### Entries shown
---

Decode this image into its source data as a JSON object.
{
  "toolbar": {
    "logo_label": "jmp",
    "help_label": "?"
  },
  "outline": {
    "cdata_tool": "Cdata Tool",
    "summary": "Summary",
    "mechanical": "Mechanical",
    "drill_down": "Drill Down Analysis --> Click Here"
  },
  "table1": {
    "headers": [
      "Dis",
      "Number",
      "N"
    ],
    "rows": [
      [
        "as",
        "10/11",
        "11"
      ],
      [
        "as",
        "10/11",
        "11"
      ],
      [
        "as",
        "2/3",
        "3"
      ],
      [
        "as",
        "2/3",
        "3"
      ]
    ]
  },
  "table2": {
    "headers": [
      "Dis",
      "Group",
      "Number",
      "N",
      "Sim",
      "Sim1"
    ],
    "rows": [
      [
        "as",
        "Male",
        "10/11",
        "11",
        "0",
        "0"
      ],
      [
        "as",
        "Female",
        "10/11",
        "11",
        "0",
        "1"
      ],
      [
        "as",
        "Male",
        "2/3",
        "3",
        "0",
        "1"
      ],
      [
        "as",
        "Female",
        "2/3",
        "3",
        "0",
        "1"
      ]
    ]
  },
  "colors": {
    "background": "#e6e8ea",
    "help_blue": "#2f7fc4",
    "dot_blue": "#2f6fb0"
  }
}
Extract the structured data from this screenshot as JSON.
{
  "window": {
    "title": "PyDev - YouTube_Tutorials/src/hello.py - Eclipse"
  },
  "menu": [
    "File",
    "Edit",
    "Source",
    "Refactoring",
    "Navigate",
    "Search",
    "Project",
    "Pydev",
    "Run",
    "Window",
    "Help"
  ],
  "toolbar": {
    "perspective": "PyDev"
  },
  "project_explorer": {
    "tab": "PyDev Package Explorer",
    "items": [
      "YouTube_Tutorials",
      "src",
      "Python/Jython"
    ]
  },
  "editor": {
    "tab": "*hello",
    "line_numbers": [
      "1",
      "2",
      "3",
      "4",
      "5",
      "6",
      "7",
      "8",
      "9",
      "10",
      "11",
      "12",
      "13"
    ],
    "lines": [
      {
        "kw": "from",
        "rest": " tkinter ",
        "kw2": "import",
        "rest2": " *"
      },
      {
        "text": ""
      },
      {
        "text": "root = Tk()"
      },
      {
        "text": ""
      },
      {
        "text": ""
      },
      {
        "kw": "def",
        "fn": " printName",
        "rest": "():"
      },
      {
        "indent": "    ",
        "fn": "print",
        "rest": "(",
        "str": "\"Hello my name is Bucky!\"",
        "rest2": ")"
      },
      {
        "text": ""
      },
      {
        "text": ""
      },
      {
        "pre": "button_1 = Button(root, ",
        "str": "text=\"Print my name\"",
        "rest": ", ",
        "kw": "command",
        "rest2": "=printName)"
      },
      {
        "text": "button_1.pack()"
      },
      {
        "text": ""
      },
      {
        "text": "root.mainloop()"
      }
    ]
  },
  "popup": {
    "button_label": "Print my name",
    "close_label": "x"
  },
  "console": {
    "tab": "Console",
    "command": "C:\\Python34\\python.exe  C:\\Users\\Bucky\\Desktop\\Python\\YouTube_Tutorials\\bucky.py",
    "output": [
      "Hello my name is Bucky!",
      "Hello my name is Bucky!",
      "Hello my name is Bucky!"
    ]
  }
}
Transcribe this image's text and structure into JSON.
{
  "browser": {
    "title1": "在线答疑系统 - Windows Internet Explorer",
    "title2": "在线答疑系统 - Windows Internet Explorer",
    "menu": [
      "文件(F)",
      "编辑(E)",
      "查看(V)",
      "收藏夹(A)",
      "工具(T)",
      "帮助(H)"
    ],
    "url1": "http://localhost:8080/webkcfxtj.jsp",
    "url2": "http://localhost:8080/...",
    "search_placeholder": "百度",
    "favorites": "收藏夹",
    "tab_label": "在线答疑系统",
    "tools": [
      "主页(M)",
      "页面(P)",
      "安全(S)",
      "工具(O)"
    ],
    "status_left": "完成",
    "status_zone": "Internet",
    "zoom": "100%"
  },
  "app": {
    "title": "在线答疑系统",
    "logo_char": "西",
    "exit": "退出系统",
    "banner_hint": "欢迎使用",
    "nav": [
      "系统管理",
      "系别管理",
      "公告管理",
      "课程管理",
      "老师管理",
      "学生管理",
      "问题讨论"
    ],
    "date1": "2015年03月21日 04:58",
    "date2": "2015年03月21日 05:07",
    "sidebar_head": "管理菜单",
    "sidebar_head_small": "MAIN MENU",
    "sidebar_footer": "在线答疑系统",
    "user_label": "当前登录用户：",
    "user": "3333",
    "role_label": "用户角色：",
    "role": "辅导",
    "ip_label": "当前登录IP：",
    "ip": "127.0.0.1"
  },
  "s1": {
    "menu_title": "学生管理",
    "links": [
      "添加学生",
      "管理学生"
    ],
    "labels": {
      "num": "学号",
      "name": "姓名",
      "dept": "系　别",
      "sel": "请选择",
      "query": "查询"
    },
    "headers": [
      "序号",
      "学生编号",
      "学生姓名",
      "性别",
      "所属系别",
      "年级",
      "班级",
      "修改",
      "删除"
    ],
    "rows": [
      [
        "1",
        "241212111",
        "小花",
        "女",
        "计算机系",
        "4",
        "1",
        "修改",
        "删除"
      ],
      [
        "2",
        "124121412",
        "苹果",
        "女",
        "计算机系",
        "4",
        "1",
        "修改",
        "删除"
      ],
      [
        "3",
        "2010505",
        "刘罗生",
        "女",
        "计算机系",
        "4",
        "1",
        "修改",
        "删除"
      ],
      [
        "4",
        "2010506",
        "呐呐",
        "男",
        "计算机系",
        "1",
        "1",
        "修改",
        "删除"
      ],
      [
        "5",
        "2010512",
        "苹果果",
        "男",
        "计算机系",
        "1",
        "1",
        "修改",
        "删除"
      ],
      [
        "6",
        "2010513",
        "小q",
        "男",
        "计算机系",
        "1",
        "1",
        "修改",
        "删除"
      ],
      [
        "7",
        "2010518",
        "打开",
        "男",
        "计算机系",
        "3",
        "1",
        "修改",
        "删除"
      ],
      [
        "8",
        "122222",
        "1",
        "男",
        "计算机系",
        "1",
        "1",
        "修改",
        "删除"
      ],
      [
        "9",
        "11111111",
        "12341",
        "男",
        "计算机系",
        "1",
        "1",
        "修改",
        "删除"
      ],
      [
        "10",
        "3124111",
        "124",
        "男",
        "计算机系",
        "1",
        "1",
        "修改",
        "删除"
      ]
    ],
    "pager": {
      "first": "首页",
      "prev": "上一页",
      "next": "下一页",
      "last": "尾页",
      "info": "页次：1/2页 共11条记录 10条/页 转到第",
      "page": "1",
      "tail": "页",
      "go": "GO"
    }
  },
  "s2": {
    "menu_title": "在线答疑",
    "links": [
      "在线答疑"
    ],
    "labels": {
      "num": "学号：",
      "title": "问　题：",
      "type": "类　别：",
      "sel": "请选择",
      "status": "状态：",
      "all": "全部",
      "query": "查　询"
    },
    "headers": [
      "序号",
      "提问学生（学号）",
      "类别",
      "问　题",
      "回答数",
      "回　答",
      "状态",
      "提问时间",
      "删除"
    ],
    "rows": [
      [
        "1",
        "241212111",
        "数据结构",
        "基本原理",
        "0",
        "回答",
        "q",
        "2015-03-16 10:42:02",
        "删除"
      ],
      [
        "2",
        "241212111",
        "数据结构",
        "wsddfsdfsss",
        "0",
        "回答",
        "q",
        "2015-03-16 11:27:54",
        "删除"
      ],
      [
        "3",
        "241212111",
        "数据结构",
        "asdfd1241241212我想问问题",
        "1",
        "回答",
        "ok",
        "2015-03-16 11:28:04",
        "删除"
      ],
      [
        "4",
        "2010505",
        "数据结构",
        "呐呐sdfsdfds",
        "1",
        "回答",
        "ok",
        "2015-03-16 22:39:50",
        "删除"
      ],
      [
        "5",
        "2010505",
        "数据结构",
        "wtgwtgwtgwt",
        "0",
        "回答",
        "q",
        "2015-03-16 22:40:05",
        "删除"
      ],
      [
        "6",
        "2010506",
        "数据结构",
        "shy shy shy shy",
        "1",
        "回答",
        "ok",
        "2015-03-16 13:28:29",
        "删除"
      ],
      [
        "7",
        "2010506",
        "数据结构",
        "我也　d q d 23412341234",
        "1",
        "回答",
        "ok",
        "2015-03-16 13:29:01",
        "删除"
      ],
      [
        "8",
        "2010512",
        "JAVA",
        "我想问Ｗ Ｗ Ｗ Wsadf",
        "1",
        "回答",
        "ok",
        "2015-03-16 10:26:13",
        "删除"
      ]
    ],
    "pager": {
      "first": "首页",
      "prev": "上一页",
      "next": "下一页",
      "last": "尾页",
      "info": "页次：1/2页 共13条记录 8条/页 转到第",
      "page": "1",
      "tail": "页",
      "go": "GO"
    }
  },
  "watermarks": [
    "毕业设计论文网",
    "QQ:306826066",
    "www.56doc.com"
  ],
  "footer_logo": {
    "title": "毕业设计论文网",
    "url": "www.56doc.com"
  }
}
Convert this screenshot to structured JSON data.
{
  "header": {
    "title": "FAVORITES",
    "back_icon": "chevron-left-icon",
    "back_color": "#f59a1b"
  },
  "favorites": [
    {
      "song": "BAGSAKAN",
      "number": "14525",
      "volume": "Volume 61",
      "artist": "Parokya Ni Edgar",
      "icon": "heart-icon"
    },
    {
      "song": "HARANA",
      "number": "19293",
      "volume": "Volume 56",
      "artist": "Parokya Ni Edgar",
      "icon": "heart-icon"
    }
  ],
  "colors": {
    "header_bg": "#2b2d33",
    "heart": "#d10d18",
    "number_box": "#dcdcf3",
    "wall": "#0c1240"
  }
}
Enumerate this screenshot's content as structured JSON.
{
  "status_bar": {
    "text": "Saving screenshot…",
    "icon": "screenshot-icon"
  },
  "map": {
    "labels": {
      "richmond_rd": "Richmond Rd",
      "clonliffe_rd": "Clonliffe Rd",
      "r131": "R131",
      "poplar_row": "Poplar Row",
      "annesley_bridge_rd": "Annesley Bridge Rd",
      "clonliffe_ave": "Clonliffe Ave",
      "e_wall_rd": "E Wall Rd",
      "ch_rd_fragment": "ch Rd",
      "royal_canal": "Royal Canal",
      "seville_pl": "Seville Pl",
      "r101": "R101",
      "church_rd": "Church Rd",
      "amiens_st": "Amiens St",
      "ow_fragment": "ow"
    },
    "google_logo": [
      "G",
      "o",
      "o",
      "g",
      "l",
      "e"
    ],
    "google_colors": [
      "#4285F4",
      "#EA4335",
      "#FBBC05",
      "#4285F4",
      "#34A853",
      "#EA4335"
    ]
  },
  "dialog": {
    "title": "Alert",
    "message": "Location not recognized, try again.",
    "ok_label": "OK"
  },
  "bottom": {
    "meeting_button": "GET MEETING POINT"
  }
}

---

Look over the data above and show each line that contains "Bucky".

        "str": "\"Hello my name is Bucky!\"",
    "command": "C:\\Python34\\python.exe  C:\\Users\\Bucky\\Desktop\\Python\\YouTube_Tutorials\\bucky.py",
      "Hello my name is Bucky!",
      "Hello my name is Bucky!",
      "Hello my name is Bucky!"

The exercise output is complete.